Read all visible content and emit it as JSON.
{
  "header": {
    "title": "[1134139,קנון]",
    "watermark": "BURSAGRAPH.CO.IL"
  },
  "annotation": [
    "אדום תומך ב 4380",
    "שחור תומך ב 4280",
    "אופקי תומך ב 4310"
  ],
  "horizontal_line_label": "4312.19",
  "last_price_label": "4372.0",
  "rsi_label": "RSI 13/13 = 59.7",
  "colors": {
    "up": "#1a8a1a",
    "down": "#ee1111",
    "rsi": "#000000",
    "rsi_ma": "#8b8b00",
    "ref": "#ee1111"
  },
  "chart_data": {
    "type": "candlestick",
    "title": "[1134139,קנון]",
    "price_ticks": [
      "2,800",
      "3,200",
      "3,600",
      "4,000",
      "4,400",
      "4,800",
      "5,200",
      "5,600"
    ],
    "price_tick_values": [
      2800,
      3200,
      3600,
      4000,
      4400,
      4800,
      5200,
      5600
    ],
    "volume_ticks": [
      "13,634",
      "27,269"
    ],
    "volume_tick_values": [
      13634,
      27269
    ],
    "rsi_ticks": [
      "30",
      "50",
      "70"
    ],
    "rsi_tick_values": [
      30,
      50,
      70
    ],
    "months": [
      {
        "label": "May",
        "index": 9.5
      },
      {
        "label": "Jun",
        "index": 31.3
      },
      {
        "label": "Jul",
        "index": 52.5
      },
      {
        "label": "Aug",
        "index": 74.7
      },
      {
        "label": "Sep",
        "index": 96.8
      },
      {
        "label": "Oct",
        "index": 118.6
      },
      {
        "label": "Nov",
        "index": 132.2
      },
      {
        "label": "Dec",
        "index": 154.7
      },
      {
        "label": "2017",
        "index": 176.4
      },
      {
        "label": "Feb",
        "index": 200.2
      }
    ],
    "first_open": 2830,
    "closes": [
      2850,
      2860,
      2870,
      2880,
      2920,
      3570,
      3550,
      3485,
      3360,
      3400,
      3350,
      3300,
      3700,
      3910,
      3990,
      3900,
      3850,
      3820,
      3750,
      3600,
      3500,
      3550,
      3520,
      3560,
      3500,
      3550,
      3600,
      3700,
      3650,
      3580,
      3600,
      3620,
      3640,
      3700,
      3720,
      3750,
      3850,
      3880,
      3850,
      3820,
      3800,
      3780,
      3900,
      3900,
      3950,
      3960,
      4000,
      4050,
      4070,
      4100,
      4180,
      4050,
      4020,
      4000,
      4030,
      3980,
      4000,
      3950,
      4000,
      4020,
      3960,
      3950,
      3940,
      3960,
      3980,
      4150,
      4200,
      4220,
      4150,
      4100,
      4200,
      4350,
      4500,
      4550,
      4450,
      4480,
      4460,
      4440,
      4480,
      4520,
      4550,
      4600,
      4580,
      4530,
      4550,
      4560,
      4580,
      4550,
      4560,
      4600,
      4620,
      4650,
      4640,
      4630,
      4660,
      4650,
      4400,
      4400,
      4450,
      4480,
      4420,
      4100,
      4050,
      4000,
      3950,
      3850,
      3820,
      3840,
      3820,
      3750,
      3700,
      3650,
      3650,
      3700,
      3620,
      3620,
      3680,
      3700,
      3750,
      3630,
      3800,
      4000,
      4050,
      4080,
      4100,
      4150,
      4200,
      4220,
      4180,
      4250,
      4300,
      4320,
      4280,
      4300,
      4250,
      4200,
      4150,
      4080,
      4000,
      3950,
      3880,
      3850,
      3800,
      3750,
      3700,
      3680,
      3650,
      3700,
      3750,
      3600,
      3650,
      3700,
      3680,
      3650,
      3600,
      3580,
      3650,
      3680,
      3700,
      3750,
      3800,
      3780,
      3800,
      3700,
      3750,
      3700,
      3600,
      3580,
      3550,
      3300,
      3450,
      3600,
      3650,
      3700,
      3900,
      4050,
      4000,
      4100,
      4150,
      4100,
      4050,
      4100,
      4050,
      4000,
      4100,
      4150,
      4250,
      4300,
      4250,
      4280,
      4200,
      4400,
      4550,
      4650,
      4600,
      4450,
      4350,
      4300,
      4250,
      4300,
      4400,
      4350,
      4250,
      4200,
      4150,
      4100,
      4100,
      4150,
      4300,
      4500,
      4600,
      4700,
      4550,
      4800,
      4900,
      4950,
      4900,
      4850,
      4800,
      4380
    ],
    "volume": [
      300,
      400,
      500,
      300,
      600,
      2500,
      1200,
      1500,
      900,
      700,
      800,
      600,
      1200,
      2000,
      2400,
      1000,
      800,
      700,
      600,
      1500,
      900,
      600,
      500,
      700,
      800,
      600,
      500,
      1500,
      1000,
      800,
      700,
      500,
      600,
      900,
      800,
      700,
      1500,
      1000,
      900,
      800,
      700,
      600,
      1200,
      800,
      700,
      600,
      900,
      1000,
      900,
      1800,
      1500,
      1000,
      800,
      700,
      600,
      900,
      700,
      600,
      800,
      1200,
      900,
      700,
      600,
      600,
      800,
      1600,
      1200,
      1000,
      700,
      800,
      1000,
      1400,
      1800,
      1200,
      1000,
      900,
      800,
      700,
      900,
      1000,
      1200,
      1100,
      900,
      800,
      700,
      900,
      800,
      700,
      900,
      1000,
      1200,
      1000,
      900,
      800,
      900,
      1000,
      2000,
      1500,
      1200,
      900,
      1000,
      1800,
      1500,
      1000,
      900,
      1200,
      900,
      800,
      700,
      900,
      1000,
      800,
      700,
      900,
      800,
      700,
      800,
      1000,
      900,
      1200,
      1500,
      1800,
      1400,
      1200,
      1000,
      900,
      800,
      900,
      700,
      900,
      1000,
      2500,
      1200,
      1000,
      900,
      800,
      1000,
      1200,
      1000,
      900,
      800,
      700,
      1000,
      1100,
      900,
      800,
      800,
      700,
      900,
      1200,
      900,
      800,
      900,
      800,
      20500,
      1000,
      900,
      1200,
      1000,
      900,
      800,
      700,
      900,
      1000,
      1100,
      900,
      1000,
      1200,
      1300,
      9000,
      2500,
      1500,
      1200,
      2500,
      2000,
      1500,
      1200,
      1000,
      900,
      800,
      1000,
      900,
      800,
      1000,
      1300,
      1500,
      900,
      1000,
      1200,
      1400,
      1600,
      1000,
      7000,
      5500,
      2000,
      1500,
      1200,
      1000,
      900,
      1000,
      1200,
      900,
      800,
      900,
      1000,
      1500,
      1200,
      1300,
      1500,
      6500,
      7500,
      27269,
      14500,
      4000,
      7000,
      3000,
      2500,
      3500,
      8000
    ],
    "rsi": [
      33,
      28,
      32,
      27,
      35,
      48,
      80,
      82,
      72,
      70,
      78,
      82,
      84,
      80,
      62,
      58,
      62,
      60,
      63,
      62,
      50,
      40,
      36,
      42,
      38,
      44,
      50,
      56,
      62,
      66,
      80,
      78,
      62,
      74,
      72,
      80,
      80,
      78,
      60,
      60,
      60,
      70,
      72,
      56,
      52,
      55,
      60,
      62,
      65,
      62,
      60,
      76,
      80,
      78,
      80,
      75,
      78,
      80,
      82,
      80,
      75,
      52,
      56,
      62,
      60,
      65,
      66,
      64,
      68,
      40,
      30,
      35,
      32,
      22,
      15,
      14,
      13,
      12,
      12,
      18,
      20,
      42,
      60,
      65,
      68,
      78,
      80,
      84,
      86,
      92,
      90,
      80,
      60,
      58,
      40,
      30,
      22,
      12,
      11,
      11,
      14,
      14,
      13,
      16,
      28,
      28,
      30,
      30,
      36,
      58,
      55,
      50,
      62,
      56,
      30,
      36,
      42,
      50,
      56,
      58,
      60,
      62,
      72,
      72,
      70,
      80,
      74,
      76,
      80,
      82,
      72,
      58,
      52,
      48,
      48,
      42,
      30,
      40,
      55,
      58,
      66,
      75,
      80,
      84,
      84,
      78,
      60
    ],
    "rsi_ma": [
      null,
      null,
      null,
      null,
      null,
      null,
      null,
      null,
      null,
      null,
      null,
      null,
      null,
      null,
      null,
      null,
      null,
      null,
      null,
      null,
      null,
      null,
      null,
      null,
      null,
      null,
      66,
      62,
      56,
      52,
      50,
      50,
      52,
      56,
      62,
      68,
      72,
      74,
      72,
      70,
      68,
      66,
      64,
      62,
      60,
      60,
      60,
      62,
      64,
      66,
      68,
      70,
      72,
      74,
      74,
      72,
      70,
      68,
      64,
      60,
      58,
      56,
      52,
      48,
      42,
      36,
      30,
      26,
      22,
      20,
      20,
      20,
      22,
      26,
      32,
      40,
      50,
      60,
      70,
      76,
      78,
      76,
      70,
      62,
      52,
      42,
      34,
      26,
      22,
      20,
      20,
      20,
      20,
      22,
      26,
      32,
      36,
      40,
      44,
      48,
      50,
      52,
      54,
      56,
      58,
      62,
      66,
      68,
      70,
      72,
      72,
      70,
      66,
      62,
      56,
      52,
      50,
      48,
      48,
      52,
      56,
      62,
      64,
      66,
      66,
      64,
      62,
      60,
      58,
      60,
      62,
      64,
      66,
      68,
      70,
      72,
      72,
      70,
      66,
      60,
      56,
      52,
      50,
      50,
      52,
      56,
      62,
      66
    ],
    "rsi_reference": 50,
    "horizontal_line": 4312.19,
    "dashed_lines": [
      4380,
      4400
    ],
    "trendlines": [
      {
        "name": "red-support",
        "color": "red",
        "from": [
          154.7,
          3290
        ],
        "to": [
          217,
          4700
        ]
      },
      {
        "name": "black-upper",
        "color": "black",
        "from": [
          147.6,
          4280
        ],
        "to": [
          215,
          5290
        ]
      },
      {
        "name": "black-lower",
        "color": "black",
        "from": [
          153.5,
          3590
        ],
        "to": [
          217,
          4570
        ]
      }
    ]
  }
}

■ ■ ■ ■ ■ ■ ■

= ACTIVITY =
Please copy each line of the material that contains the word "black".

= PROBLEM SOLUTION =
        "name": "black-upper",
        "color": "black",
        "name": "black-lower",
        "color": "black",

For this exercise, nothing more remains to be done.